**Data to examine**.
# # # # #

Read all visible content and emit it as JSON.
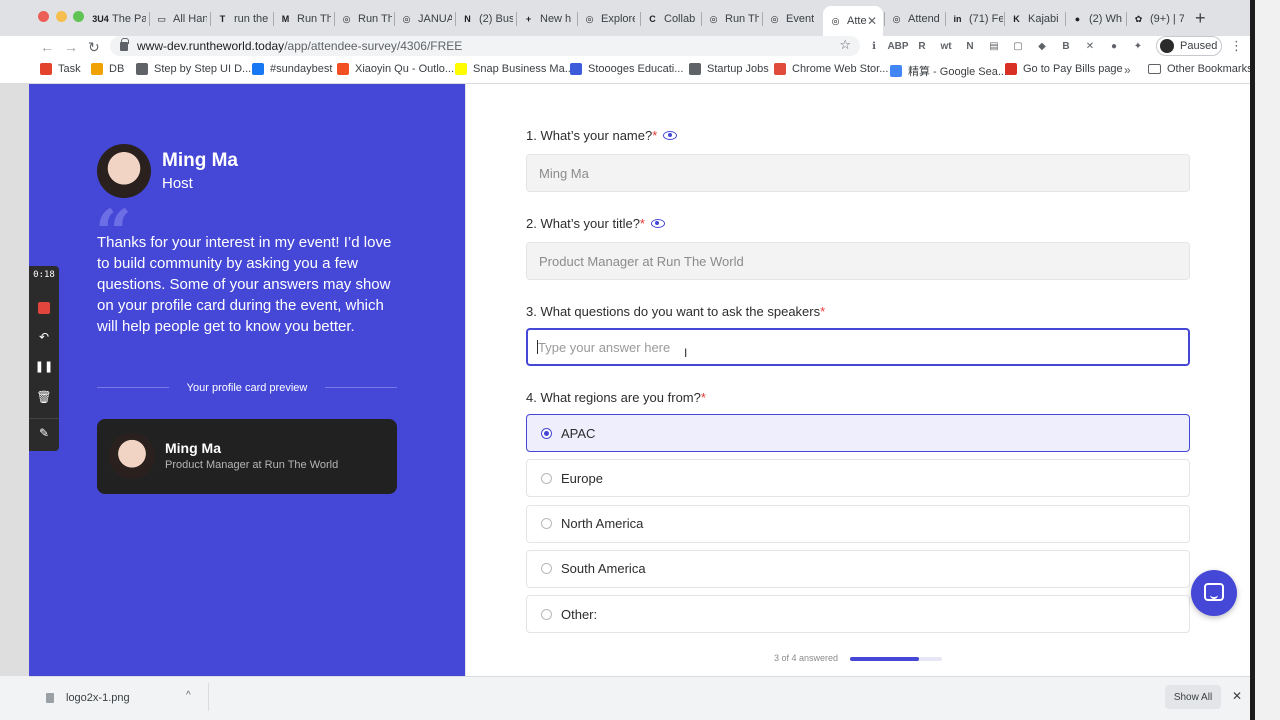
{
  "browser": {
    "tabs": [
      {
        "favicon": "3U4",
        "label": "The Pa",
        "active": false
      },
      {
        "favicon": "▭",
        "label": "All Han",
        "active": false
      },
      {
        "favicon": "T",
        "label": "run the",
        "active": false
      },
      {
        "favicon": "M",
        "label": "Run Th",
        "active": false
      },
      {
        "favicon": "◎",
        "label": "Run Th",
        "active": false
      },
      {
        "favicon": "◎",
        "label": "JANUA",
        "active": false
      },
      {
        "favicon": "N",
        "label": "(2) Bus",
        "active": false
      },
      {
        "favicon": "+",
        "label": "New h",
        "active": false
      },
      {
        "favicon": "◎",
        "label": "Explore",
        "active": false
      },
      {
        "favicon": "C",
        "label": "Collab",
        "active": false
      },
      {
        "favicon": "◎",
        "label": "Run Th",
        "active": false
      },
      {
        "favicon": "◎",
        "label": "Event",
        "active": false
      },
      {
        "favicon": "◎",
        "label": "Atte",
        "active": true
      },
      {
        "favicon": "◎",
        "label": "Attend",
        "active": false
      },
      {
        "favicon": "in",
        "label": "(71) Fe",
        "active": false
      },
      {
        "favicon": "K",
        "label": "Kajabi",
        "active": false
      },
      {
        "favicon": "●",
        "label": "(2) Wh",
        "active": false
      },
      {
        "favicon": "✿",
        "label": "(9+) | 7",
        "active": false
      }
    ],
    "url_host": "www-dev.runtheworld.today",
    "url_path": "/app/attendee-survey/4306/FREE",
    "extensions": [
      "ℹ",
      "ABP",
      "R",
      "wt",
      "N",
      "▤",
      "▢",
      "◆",
      "B",
      "✕",
      "●",
      "✦"
    ],
    "profile_label": "Paused",
    "bookmarks": [
      {
        "icon": "gitlab-icon",
        "color": "#e2432a",
        "label": "Task"
      },
      {
        "icon": "db-icon",
        "color": "#f0a202",
        "label": "DB"
      },
      {
        "icon": "step-icon",
        "color": "#5f6368",
        "label": "Step by Step UI D..."
      },
      {
        "icon": "facebook-icon",
        "color": "#1877f2",
        "label": "#sundaybest"
      },
      {
        "icon": "microsoft-icon",
        "color": "#f25022",
        "label": "Xiaoyin Qu - Outlo..."
      },
      {
        "icon": "snapchat-icon",
        "color": "#fffc00",
        "label": "Snap Business Ma..."
      },
      {
        "icon": "c-icon",
        "color": "#3b5bdb",
        "label": "Stoooges Educati..."
      },
      {
        "icon": "startup-icon",
        "color": "#5f6368",
        "label": "Startup Jobs"
      },
      {
        "icon": "chrome-store-icon",
        "color": "#e04b3c",
        "label": "Chrome Web Stor..."
      },
      {
        "icon": "google-icon",
        "color": "#4285f4",
        "label": "精算 - Google Sea..."
      },
      {
        "icon": "bill-icon",
        "color": "#d93025",
        "label": "Go to Pay Bills page"
      }
    ],
    "bookmarks_more": "»",
    "other_bookmarks": "Other Bookmarks"
  },
  "host": {
    "name": "Ming Ma",
    "role": "Host",
    "intro": "Thanks for your interest in my event! I’d love to build community by asking you a few questions. Some of your answers may show on your profile card during the event, which will help people get to know you better.",
    "preview_label": "Your profile card preview",
    "card_name": "Ming Ma",
    "card_title": "Product Manager at Run The World"
  },
  "recorder": {
    "time": "0:18"
  },
  "survey": {
    "questions": [
      {
        "label": "1. What’s your name?",
        "required": "*",
        "value": "Ming Ma"
      },
      {
        "label": "2. What’s your title?",
        "required": "*",
        "value": "Product Manager at Run The World"
      },
      {
        "label": "3. What questions do you want to ask the speakers",
        "required": "*",
        "placeholder": "Type your answer here"
      },
      {
        "label": "4. What regions are you from?",
        "required": "*"
      }
    ],
    "regions": [
      "APAC",
      "Europe",
      "North America",
      "South America",
      "Other:"
    ],
    "selected_region": "APAC",
    "progress_text": "3 of 4 answered",
    "progress_fraction": 0.75
  },
  "downloads": {
    "filename": "logo2x-1.png",
    "show_all": "Show All"
  },
  "colors": {
    "accent": "#4547d6",
    "required": "#e53935",
    "card_bg": "#212121"
  }
}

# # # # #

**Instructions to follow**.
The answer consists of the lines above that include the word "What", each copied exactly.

**Task response**.
        "label": "1. What’s your name?",
        "label": "2. What’s your title?",
        "label": "3. What questions do you want to ask the speakers",
        "label": "4. What regions are you from?",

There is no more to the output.